Anonymous said...

that defies logic of statistics in the united states: "the haves outnumber the have nots"

it's uneducated consumption is what it is. no different than buying iphones or ipods over the years when they've been inferior products to competition but marketed better. lot of apartment seekers falling for marketing.

dynamic pricing for residential leasing is insanely unethical from a national economic perspective.

Anonymous said...

Much the way many condo complexes converted to apartments when the deep recession hit, I wonder if some of these apartment complexes will adapt to condos.

Anonymous said...


that is exactly what will happen.

Getting funding to build new condo projects is virtually impossible these days, so instead, developers build apartments.

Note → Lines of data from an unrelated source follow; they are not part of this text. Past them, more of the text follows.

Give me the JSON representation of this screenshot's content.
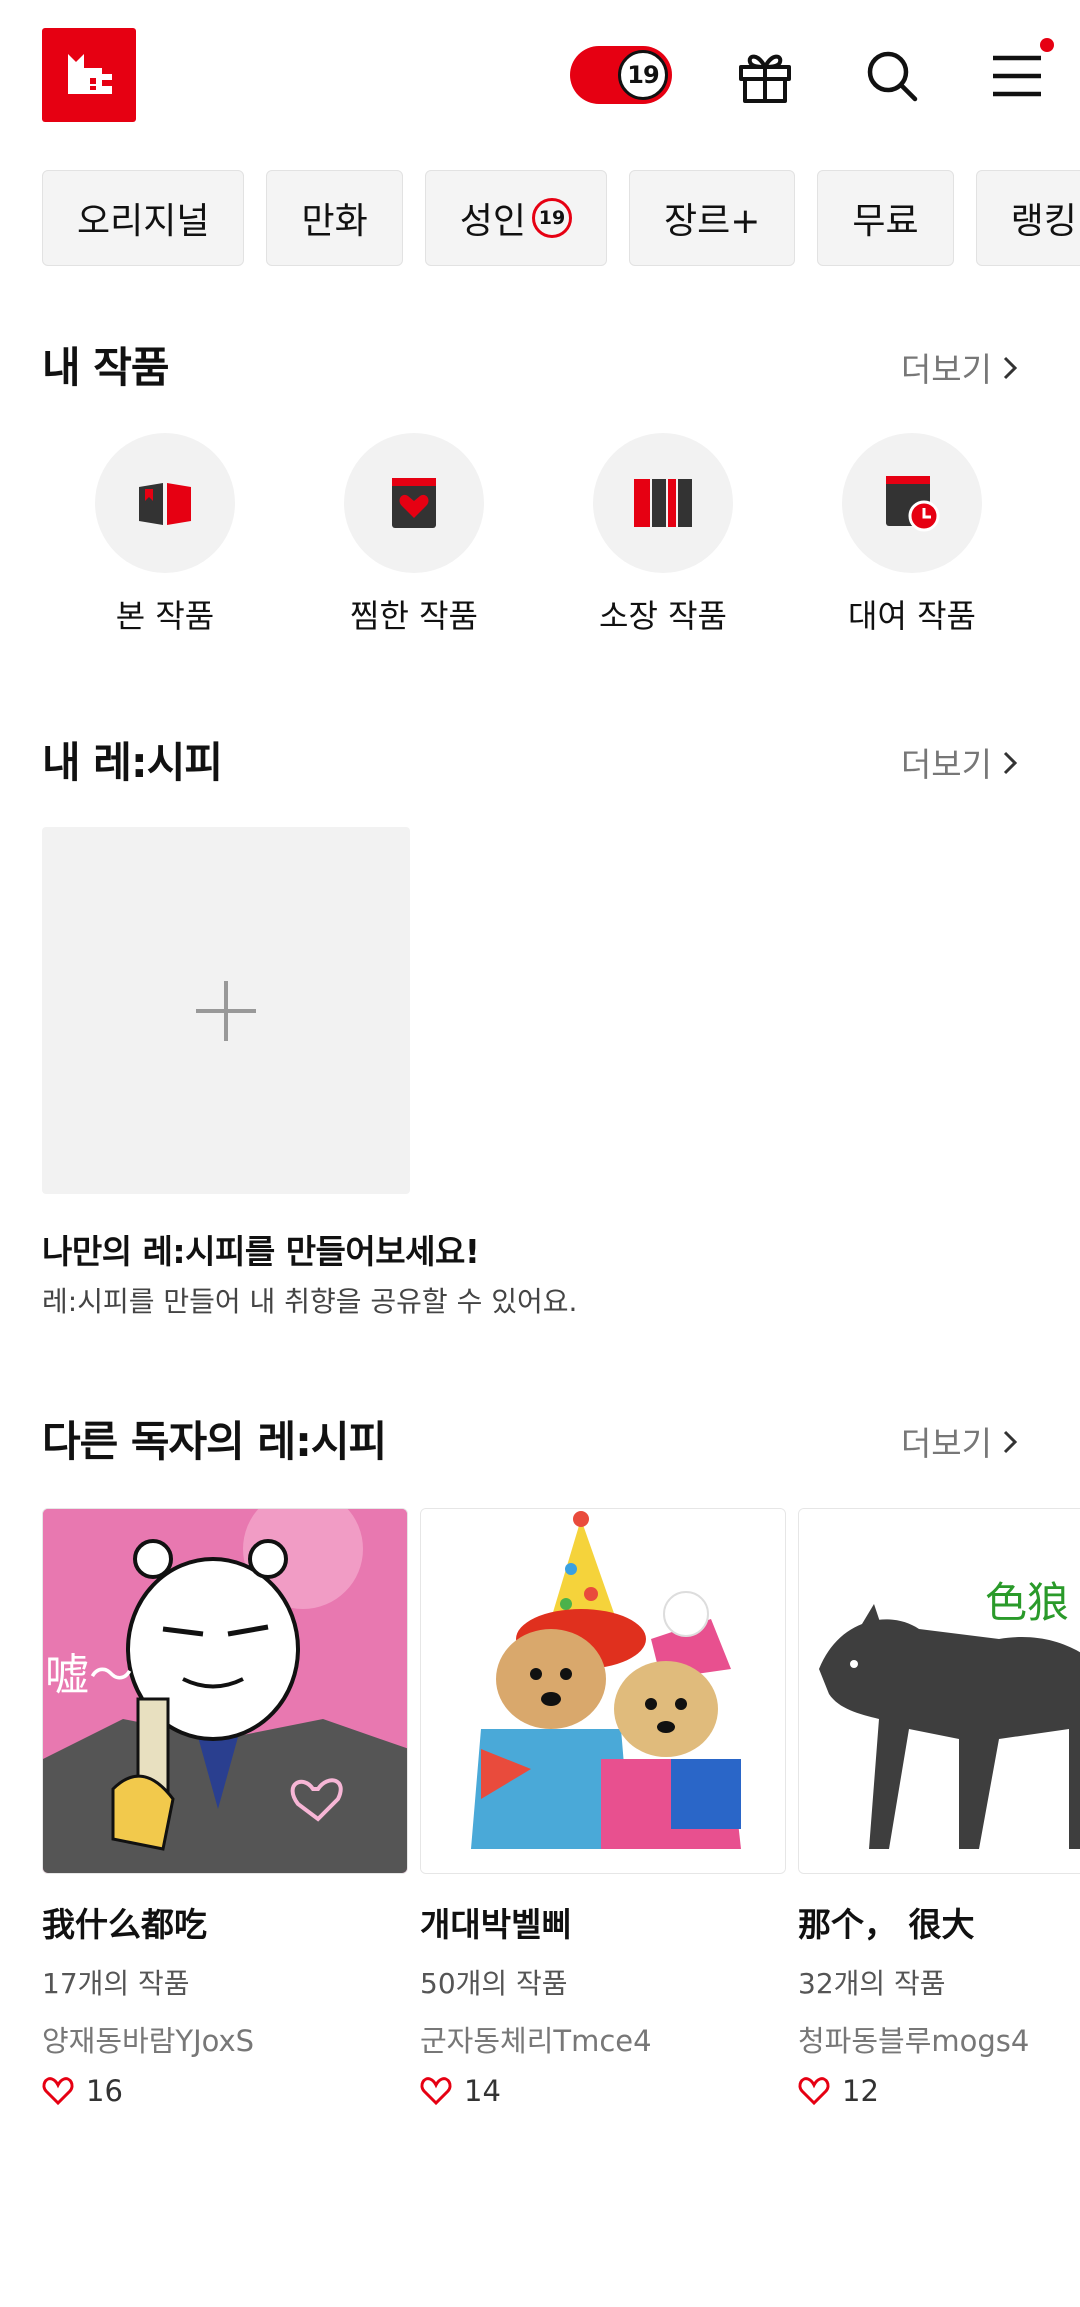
{
  "header": {
    "adult_toggle_label": "19",
    "icons": [
      "logo-icon",
      "gift-icon",
      "search-icon",
      "menu-icon"
    ],
    "accent_color": "#e60012"
  },
  "tabs": [
    {
      "label": "오리지널"
    },
    {
      "label": "만화"
    },
    {
      "label": "성인",
      "badge": "19"
    },
    {
      "label": "장르+"
    },
    {
      "label": "무료"
    },
    {
      "label": "랭킹"
    }
  ],
  "my_works": {
    "title": "내 작품",
    "more": "더보기",
    "items": [
      {
        "label": "본 작품",
        "icon": "open-book-icon"
      },
      {
        "label": "찜한 작품",
        "icon": "heart-book-icon"
      },
      {
        "label": "소장 작품",
        "icon": "bookshelf-icon"
      },
      {
        "label": "대여 작품",
        "icon": "clock-book-icon"
      }
    ]
  },
  "my_recipe": {
    "title": "내 레:시피",
    "more": "더보기",
    "create_title": "나만의 레:시피를 만들어보세요!",
    "create_sub": "레:시피를 만들어 내 취향을 공유할 수 있어요."
  },
  "other_recipe": {
    "title": "다른 독자의 레:시피",
    "more": "더보기",
    "cards": [
      {
        "name": "我什么都吃",
        "count": "17개의 작품",
        "user": "양재동바람YJoxS",
        "likes": "16",
        "thumb_text": "嘘～",
        "thumb_bg": "#e46fa8"
      },
      {
        "name": "개대박벨삐",
        "count": "50개의 작품",
        "user": "군자동체리Tmce4",
        "likes": "14",
        "thumb_bg": "#ffffff"
      },
      {
        "name": "那个， 很大",
        "count": "32개의 작품",
        "user": "청파동블루mogs4",
        "likes": "12",
        "thumb_text": "色狼",
        "thumb_bg": "#ffffff"
      }
    ]
  }
}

Once the initial loan for the building is paid off, you can convert them to apartments, update the units and put them back on the market and make a huge profit.

Fat City Lofts in NoDa has just done this. They were supposed to be condos, but converted to apartments. Now that the supply of condos in Charlotte is extremely low, they've converted them back to condos and put them on the market.

Many of the projects in SouthEnd will do the same in time.

Anonymous said...

I agree with two of the above comments that there will be a conversion of rentals to condos with a caveat. It is the natural cycle.

The caveat is that not all of this construction will merit ownership. Many of the South End construction units (including the highest priced ones) in particular are built with horrific floor plans that scream young-rental-market-only. They barely offer a dining area, let alone dining room, have small closets, and do not provide room for families. This is all understandable for the rental market where people by nature are transient, but what is the rationale for a condo?

Overall while it may not be a good thing for developers and apartment managers, I do think the slow down (unlikely to be a bust) is a good thing for Charlotte. Many friends I know have found rents listed in both new construction and older apartment complexes (that suddenly all seem to deem themselves "luxury" for questionable rationale) are scaling higher than what this market and region should be demanding.

No one I know is leaving Charlotte because of that (though they may be leaving the Center City/South End area) but Charlotte needs to reasonably affordable if it wants to continue to attract and retain that population we so envy in places like Austin, the Triangle, San Francisco, and other tech hubs. That or have the Chamber do a better job of getting us more tech companies to provide salaries to afford it all.

Anonymous said...

Pretty good post, 4:55. I agree with much of it.

But Charlotte's prices to rent are nowhere near and never will be near San Francisco's-thank goodness.

Median rent for a 2-bed in San Francisco is currently just shy of 4000/month and there may actually be a bit of softening-many people are fleeing to Oakland and the East Bay.

Median rent in Charlotte for a 2-bedroom is just above $900/month.

Anonymous said...


You are correct regarding SF prices being astronomical compared to Charlotte, but then again so are their job offerings and center city/downtown amenities (shopping, mass transit, entertainment, dining, etc.).

Just to clarify my mention of the other cities was not to say we were in the same league, but only to list those sites that our own Chamber mentions as places to emulate.

Let's hope that includes everything including the job offerings and developed 24/7 downtown that mandates such prices for condos and rentals.